Then there is a question of what makes an "art quilt." At this show the same person won in Wall Quilt and Art Quilt (amateur). The two entries were hanging side by side, identical in technique as far as I could see, and similar in subject matter (both raw edge applique/collage landscapes). The only apparent difference was size. "Art Quilt" or "Fabric Art" needs some definition--a tall order, I know.

3. And finally, I've noticed in the last few years an increasing emphasis on what I heard described as the "Wow factor." Of course a winning quilt has to have something special about it. But does special have to mean oversized, brightly colored, high contrast motifs? Does it have to mean fully saturated complementary colors used in equal amounts? Does it have to mean glue on crystals that don't necessarily enhance the design? Does it have to mean cloying sentimentality? Can't special mean a subtly beautiful color scheme, a well-balanced design, an interesting play of geometric shapes, or wit, originality, and taste? Is it a good thing for a quilt to "look just like a painting"?

If I go too far with this, it sounds like I'm criticizing the quilters, whose technical skills are breath-taking, deserving the highest admiration. I'm not. I'm criticizing a current trend, fad, whatever you might call it, that quilters are responding to. I don't think it's necessarily a healthy trend. If 80 years ago women were creating kitsch in their spare time with needle and thread and calicos, and they're now creating kitsch with $5000+ sewing machines, $10 a yard fabric, and $8 a spool thread, have we progressed? I don't think so. A few years ago, non-quilters began to look at quilting with respect. We're going to lose that respect and become just a marketing opportunity unless design becomes as important as workmanship.

Finally, since this sounds a bit negative, I just want to clarify that the IHQS is a very well organized, well run show, with a broad range of quilt styles and levels, and first class teachers. I've always enjoyed going to it, and will continue to make it part of my quilting plan. If you made it through all this, thanks for persevering!

Saturday, March 01, 2008

Indiana Heritage Quilt Show

I spent a day and a half at this show. It caused me to do lots of thinking about quilting styles, not all of it pleasant or positive. I'm mulling over how or if to post some of these thoughts, but in the meantime here are a couple of big winners. As a White Glove Lady posted in their area, I examined them in detail. Both are a text book in detail and intricate workmanship.

Best of Show: String of Pearls by Mary Buvia

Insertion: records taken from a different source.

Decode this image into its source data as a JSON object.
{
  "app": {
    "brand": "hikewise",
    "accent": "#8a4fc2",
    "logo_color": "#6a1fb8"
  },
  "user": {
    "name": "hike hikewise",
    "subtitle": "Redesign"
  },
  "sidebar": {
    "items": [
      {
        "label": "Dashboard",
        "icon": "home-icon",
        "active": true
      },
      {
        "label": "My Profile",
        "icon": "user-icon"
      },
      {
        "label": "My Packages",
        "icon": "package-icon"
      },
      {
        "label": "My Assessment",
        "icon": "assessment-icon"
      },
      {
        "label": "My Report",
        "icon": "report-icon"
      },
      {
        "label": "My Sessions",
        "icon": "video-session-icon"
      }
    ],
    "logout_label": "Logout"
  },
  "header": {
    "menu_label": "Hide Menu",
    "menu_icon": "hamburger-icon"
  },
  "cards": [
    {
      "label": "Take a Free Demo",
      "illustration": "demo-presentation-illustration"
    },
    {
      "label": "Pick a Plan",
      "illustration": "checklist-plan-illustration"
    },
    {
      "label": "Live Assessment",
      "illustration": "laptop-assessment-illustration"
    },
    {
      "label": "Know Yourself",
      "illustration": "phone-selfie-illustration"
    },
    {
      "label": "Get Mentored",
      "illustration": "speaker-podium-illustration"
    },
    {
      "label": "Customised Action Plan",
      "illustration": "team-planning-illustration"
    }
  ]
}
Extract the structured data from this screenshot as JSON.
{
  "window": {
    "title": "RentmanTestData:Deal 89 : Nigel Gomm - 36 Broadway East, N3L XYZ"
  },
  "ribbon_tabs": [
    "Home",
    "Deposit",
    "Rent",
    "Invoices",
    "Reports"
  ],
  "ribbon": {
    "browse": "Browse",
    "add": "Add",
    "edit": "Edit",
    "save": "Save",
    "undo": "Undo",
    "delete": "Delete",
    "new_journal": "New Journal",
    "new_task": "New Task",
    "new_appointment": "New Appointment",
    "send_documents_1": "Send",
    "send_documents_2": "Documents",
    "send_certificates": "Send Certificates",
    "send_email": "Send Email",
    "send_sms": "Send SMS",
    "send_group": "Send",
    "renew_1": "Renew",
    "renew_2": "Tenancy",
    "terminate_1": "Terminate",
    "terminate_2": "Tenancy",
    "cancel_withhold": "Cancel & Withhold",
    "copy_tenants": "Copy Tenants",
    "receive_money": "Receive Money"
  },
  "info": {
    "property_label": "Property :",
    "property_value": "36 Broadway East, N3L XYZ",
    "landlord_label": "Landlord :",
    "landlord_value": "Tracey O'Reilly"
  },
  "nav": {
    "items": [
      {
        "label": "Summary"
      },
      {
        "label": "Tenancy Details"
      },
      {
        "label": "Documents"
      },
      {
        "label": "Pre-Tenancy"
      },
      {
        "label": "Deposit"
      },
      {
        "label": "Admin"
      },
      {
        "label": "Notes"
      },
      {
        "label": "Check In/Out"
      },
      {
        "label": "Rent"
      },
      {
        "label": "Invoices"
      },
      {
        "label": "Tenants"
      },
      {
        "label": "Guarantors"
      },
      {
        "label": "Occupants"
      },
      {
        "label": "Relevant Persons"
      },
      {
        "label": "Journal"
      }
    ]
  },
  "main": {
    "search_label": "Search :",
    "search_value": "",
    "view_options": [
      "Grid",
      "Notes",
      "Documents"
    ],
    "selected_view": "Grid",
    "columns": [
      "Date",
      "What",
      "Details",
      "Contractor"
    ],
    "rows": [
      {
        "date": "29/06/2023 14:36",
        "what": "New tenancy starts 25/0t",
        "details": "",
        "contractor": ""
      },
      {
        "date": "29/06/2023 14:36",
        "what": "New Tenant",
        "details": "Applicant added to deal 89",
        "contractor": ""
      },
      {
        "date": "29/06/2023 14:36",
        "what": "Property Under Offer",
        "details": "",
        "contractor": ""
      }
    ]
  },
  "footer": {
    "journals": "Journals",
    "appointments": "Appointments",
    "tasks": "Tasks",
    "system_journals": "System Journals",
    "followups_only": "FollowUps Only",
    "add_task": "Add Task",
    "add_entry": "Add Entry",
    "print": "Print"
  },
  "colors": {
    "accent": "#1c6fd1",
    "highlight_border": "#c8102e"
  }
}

Excellence in Workmanship Hand quilted: Irish Cream by Linda Roy

And here are a couple of detail shots:

Most of the raised areas on Linda Roy's quilt are not trapunto, but applique. It's an exquisite piece of work.